About four years ago, I started a website for parents in Illinois attempting to put together resources for parents of deaf and hard of hearing children. During my search of the web, I found an organization called Hands & Voices.
I came across their opening statement:
"Hands & Voices is a nationwide non-profit organization dedicated to supporting families and their children who are deaf or hard of hearing, as well as the professionals who serve them. We are a parent-driven, parent/professional collaborative group that is unbiased towards communication modes and methods. Our diverse membership includes those who are deaf, hard of hearing, and hearing impaired and their families who communicate orally, with signs, cue, and/or combined methods. We exist to help our children reach their highest potential."
I felt like I hit the jackpot. Here was an organization that I had envisioned in my dreams; a collaborative organization that embraced the diversity regardless of communication mode. An organization that valued the contribution of deaf and hard of hearing adults and providing non-biased information to families raising deaf and hard of hearing children.
So I got involved. I contacted the people running Hands & Voices and inquired about the organization. I sent off my membership form and began to receive The Communicator. The next thing I knew, Leeanne Seaver, the executive director asked me to take over the start-up of the Illinois chapter.
It has been a rewarding experience.
In two short years, we've hosted several Parent Connection meetings; two-hour meetings where parents come in and connect with other parents and deaf/hard of hearing kids of all ages get to play with one another. Just recently, we had a good, old-fashioned kickball game with 20 kids. We're having our 2nd Annual Mom's Night Inn this November.
Along the way, I've had the opportunity to meet a variety of families that have chosen different modes of commmunication. I've met kids and adults with every possible type of hearing loss, every possible type of identity, and such a wide variety of life stories to share. Every single family has the same goal: to raise a well-adjusted, successful kid.

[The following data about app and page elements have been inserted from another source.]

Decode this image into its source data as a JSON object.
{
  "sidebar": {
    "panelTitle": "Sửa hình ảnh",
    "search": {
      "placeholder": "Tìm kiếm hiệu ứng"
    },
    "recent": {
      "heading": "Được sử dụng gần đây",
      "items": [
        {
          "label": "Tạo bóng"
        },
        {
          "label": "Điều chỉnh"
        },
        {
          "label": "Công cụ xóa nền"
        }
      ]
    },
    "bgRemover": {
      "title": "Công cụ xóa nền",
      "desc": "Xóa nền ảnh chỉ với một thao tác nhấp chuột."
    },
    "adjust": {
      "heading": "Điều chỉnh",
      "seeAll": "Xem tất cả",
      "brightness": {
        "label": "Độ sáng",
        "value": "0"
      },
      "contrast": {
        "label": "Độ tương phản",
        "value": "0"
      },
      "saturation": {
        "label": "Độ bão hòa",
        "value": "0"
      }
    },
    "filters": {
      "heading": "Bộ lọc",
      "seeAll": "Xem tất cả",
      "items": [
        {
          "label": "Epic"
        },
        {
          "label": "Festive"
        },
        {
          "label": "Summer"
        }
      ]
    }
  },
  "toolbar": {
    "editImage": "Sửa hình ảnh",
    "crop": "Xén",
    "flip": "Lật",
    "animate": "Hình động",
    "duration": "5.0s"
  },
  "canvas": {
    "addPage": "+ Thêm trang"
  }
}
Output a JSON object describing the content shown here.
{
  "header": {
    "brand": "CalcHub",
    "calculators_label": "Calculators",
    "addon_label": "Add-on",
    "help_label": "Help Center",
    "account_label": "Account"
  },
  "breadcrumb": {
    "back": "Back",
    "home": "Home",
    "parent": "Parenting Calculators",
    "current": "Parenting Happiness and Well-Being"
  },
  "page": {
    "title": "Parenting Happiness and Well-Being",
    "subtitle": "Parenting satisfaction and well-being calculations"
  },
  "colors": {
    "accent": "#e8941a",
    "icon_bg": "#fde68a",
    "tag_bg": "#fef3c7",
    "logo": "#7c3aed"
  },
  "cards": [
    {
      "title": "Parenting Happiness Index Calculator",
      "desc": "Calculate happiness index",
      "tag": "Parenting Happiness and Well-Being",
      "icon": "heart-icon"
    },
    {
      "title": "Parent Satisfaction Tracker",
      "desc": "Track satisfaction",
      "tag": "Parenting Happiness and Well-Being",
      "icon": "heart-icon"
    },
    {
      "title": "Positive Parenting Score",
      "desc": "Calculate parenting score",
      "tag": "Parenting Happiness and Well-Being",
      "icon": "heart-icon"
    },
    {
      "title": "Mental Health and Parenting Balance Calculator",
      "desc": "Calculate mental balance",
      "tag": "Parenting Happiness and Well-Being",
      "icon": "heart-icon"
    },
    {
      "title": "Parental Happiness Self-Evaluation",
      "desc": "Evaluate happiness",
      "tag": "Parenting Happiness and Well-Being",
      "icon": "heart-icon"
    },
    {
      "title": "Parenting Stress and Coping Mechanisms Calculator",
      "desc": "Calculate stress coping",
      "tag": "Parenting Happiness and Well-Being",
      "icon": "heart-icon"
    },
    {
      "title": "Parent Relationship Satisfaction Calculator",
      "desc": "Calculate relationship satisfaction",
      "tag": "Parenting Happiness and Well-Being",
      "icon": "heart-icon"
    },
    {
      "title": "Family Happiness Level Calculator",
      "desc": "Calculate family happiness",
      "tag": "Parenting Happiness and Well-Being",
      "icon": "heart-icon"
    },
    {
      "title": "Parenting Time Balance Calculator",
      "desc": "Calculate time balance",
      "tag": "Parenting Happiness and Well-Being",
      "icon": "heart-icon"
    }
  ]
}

We are often asked, how can you possibly be non-biased? In a field frought with communication wars, identity wars and finger-pointing, the idea of being non-biased has people wondering if it is even possible. After several years with Hands & Voices and some excellent training from the leaders, I have learned that it is indeed a reality.
And here, in a nutshell, is the Hands & Voices approach to providing Non-Biased Support.
I invite you to visit the website and check out the articles that we've published.
Everyone is welcomed to join as a member and become a part of Hands & Voices.
Together, we can help families with children who are deaf and hard of hearing: "What works for your child is what makes the choice right."